Sergeant William Herkal – End of Watch May 11, 1959

Gone but not forgotten

Sergeant William Herkal

End of Watch : May 11, 1959

Minneapolis Police Department


Minneapolis Police Department

Died May, 11, 1959

Sgt. Herkal was working the middle shift at the Minnehaha precinct (Sixth) on Monday night. It was a routine night. He left the station at 19:00 hours and walked to 27th and East Lake to catch a bus to Chicago and Lake where he was going to meet a beat officer. When he got to East Lake and 27th Avenue he met Patrolmen Stanley Tornes and Jake Lindgren riding in their squad car. One of the officers stated, “We got a stick up, come on, let’s go.”

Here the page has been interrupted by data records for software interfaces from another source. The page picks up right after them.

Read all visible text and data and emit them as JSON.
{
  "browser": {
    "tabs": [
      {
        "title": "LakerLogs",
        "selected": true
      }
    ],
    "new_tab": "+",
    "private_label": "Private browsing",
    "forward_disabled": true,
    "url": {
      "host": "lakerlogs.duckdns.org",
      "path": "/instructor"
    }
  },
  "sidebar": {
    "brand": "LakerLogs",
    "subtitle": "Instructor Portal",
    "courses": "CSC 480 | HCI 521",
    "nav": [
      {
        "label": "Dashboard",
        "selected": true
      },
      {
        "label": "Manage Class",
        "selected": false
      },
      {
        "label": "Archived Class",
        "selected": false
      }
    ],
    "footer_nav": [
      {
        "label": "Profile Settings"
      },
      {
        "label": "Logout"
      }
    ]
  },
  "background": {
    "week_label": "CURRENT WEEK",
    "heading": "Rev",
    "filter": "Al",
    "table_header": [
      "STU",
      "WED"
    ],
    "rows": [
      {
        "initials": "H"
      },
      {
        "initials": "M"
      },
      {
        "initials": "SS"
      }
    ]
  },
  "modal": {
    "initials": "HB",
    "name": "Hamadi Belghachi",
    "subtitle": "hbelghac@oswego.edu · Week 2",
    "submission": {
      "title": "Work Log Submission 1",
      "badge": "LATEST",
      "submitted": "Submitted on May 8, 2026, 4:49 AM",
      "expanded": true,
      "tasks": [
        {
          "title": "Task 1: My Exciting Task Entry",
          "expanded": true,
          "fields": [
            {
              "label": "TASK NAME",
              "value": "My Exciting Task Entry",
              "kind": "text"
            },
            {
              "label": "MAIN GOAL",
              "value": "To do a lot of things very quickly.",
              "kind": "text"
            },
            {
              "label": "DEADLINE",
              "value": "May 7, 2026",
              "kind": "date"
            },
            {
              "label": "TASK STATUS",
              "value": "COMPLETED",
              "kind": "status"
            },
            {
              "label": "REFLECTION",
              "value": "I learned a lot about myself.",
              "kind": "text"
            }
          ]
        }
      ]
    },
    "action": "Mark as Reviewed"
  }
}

Other officers had already arrived at the store and were inside. Officers Witt and Madson, and Officers Leonard and Mell observed the suspect Gowdy and he at this time pulled a pistol from his right hand pocket. Gowdy was ordered to drop the gun several times. He refused and said, “You will have to kill me first.” Officer Witt tried to knock the gun from his hand and Officer Leonard struck him across the head with his pistol. Gowdy jerked free and turned around and fired at officers once or twice. Officers returned fire and he fired again. He fell near.

Officers Tornes and Lindgren along with Sgt. Herkal arrived at the scene just as Gowdy was running from the store. Gowdy shot Sgt. Herkal down at almost point blank range as he ran past him. Gowdy was felled by shots fired by other officers and fell face down approximately 20 feet past Sgt. Herkal.

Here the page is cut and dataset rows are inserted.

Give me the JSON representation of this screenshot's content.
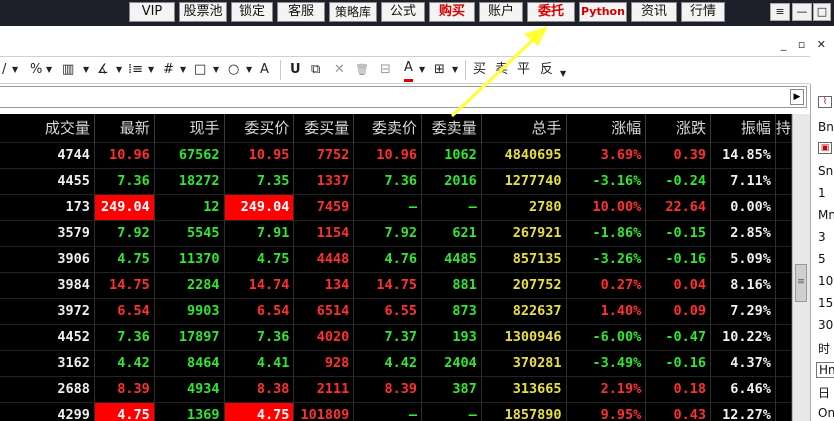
{
  "topbar": {
    "buttons": [
      {
        "label": "VIP",
        "style": "red"
      },
      {
        "label": "股票池",
        "style": "normal"
      },
      {
        "label": "锁定",
        "style": "normal"
      },
      {
        "label": "客服",
        "style": "normal"
      },
      {
        "label": "策略库",
        "style": "normal"
      },
      {
        "label": "公式",
        "style": "normal"
      },
      {
        "label": "购买",
        "style": "red"
      },
      {
        "label": "账户",
        "style": "normal"
      },
      {
        "label": "委托",
        "style": "red"
      },
      {
        "label": "Python",
        "style": "red"
      },
      {
        "label": "资讯",
        "style": "normal"
      },
      {
        "label": "行情",
        "style": "normal"
      }
    ],
    "window_controls": {
      "menu": "≡",
      "minimize": "—",
      "maximize": "□",
      "close": "✕"
    }
  },
  "subwindow_controls": "_ ▫ ✕",
  "toolbar": {
    "tools": [
      "/",
      "%",
      "▥",
      "∡",
      "⁞≡",
      "#",
      "□",
      "○",
      "A",
      "U",
      "⧉",
      "✕",
      "🗑",
      "⊟",
      "A",
      "⊞",
      "买",
      "卖",
      "平",
      "反"
    ]
  },
  "table": {
    "columns": [
      "成交量",
      "最新",
      "现手",
      "委买价",
      "委买量",
      "委卖价",
      "委卖量",
      "总手",
      "涨幅",
      "涨跌",
      "振幅",
      "持"
    ],
    "rows": [
      {
        "vol": "4744",
        "last": "10.96",
        "cur": "67562",
        "bid": "10.95",
        "bidv": "7752",
        "ask": "10.96",
        "askv": "1062",
        "total": "4840695",
        "pct": "3.69%",
        "chg": "0.39",
        "amp": "14.85%",
        "dir": "up",
        "hl": false
      },
      {
        "vol": "4455",
        "last": "7.36",
        "cur": "18272",
        "bid": "7.35",
        "bidv": "1337",
        "ask": "7.36",
        "askv": "2016",
        "total": "1277740",
        "pct": "-3.16%",
        "chg": "-0.24",
        "amp": "7.11%",
        "dir": "down",
        "hl": false
      },
      {
        "vol": "173",
        "last": "249.04",
        "cur": "12",
        "bid": "249.04",
        "bidv": "7459",
        "ask": "—",
        "askv": "—",
        "total": "2780",
        "pct": "10.00%",
        "chg": "22.64",
        "amp": "0.00%",
        "dir": "up",
        "hl": true
      },
      {
        "vol": "3579",
        "last": "7.92",
        "cur": "5545",
        "bid": "7.91",
        "bidv": "1154",
        "ask": "7.92",
        "askv": "621",
        "total": "267921",
        "pct": "-1.86%",
        "chg": "-0.15",
        "amp": "2.85%",
        "dir": "down",
        "hl": false
      },
      {
        "vol": "3906",
        "last": "4.75",
        "cur": "11370",
        "bid": "4.75",
        "bidv": "4448",
        "ask": "4.76",
        "askv": "4485",
        "total": "857135",
        "pct": "-3.26%",
        "chg": "-0.16",
        "amp": "5.09%",
        "dir": "down",
        "hl": false
      },
      {
        "vol": "3984",
        "last": "14.75",
        "cur": "2284",
        "bid": "14.74",
        "bidv": "134",
        "ask": "14.75",
        "askv": "881",
        "total": "207752",
        "pct": "0.27%",
        "chg": "0.04",
        "amp": "8.16%",
        "dir": "up",
        "hl": false
      },
      {
        "vol": "3972",
        "last": "6.54",
        "cur": "9903",
        "bid": "6.54",
        "bidv": "6514",
        "ask": "6.55",
        "askv": "873",
        "total": "822637",
        "pct": "1.40%",
        "chg": "0.09",
        "amp": "7.29%",
        "dir": "up",
        "hl": false
      },
      {
        "vol": "4452",
        "last": "7.36",
        "cur": "17897",
        "bid": "7.36",
        "bidv": "4020",
        "ask": "7.37",
        "askv": "193",
        "total": "1300946",
        "pct": "-6.00%",
        "chg": "-0.47",
        "amp": "10.22%",
        "dir": "down",
        "hl": false
      },
      {
        "vol": "3162",
        "last": "4.42",
        "cur": "8464",
        "bid": "4.41",
        "bidv": "928",
        "ask": "4.42",
        "askv": "2404",
        "total": "370281",
        "pct": "-3.49%",
        "chg": "-0.16",
        "amp": "4.37%",
        "dir": "down",
        "hl": false
      },
      {
        "vol": "2688",
        "last": "8.39",
        "cur": "4934",
        "bid": "8.38",
        "bidv": "2111",
        "ask": "8.39",
        "askv": "387",
        "total": "313665",
        "pct": "2.19%",
        "chg": "0.18",
        "amp": "6.46%",
        "dir": "up",
        "hl": false
      },
      {
        "vol": "4299",
        "last": "4.75",
        "cur": "1369",
        "bid": "4.75",
        "bidv": "101809",
        "ask": "—",
        "askv": "—",
        "total": "1857890",
        "pct": "9.95%",
        "chg": "0.43",
        "amp": "12.27%",
        "dir": "up",
        "hl": true
      }
    ]
  },
  "right_panel": {
    "items": [
      "Bn",
      "Sn",
      "1",
      "Mn",
      "3",
      "5",
      "10",
      "15",
      "30",
      "时",
      "Hn",
      "日",
      "On"
    ]
  },
  "colors": {
    "up": "#ff3030",
    "down": "#30e830",
    "neutral": "#f0f0f0",
    "total": "#e8e040",
    "highlight": "#ff0000",
    "arrow": "#ffff33"
  }
}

Officers called for an ambulance and when they arrived they pronounced Sgt. Herkal D.O.A.

Sgt. Herkal joined the police force in 1948 after having been in the Navy for four years. According to Sgt. Herkal’s mother he always wanted to be a policeman even when he was a little boy.
How Could Anybody Shoot Bill?

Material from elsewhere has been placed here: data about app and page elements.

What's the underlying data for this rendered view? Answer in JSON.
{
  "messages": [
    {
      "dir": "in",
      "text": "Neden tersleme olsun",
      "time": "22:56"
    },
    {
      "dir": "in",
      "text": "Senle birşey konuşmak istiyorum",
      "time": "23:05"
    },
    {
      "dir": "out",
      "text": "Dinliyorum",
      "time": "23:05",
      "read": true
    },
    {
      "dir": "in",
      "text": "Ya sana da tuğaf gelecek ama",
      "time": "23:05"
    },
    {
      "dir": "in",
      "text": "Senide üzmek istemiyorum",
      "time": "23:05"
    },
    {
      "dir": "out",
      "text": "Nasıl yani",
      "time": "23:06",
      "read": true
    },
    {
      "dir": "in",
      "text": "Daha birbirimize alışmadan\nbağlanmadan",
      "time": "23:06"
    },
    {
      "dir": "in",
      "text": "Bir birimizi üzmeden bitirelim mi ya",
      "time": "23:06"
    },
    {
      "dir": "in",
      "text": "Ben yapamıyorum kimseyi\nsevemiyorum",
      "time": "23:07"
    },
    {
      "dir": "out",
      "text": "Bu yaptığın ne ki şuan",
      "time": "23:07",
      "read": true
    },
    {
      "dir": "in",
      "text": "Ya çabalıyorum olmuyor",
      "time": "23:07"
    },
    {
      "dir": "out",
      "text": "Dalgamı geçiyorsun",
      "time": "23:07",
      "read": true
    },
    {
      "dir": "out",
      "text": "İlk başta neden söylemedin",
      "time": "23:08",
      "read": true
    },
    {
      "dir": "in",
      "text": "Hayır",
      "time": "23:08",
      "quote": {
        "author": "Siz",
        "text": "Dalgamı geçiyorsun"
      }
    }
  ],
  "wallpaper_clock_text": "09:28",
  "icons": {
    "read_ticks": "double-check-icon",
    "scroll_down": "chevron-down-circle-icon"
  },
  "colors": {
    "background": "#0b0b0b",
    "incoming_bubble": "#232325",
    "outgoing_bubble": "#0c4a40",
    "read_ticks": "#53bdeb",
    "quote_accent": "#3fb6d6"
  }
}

Sgt. William Herkal Jr., 35, Minneapolis Officer, killed by a gunman’s bullets Monday night, was to attend a piano recital by his 12-year-old daughter, Judy, later in the evening at St. Helena Catholic School. He loved music according to Kenneth C. Beach, director of the Minneapolis Police Band. Herkal was a first trumpeter with the marching unit. Herkal inspired Judy to study music, a priest at St. Helena’s said.

How could anybody shoot a man like Bill, Mrs. Herkal asked. He was so young and so good. Herkal was a member of the Fire and Police American Legion Post 396, Minnesota Police and Peace Officers Association, Minneapolis Police Federation, and St. Helena’s church.

Services were held on Thursday, Mary 14th, 1959 at the church of St. Helena. Reviewal was held at McDevitt Hauge chapel. Burial was held at Fort Snelling National Cemetery. Sgt. Herkal was survived by his wife Marie; two sons: Steven 8 and Charles 7; two daughters: Judy 12 and Susan 2; his mother Mrs. Russell Sharp; and two sisters: Mrs. Mary Knapp and Mrs. Faye Rondick, both of Minneapolis.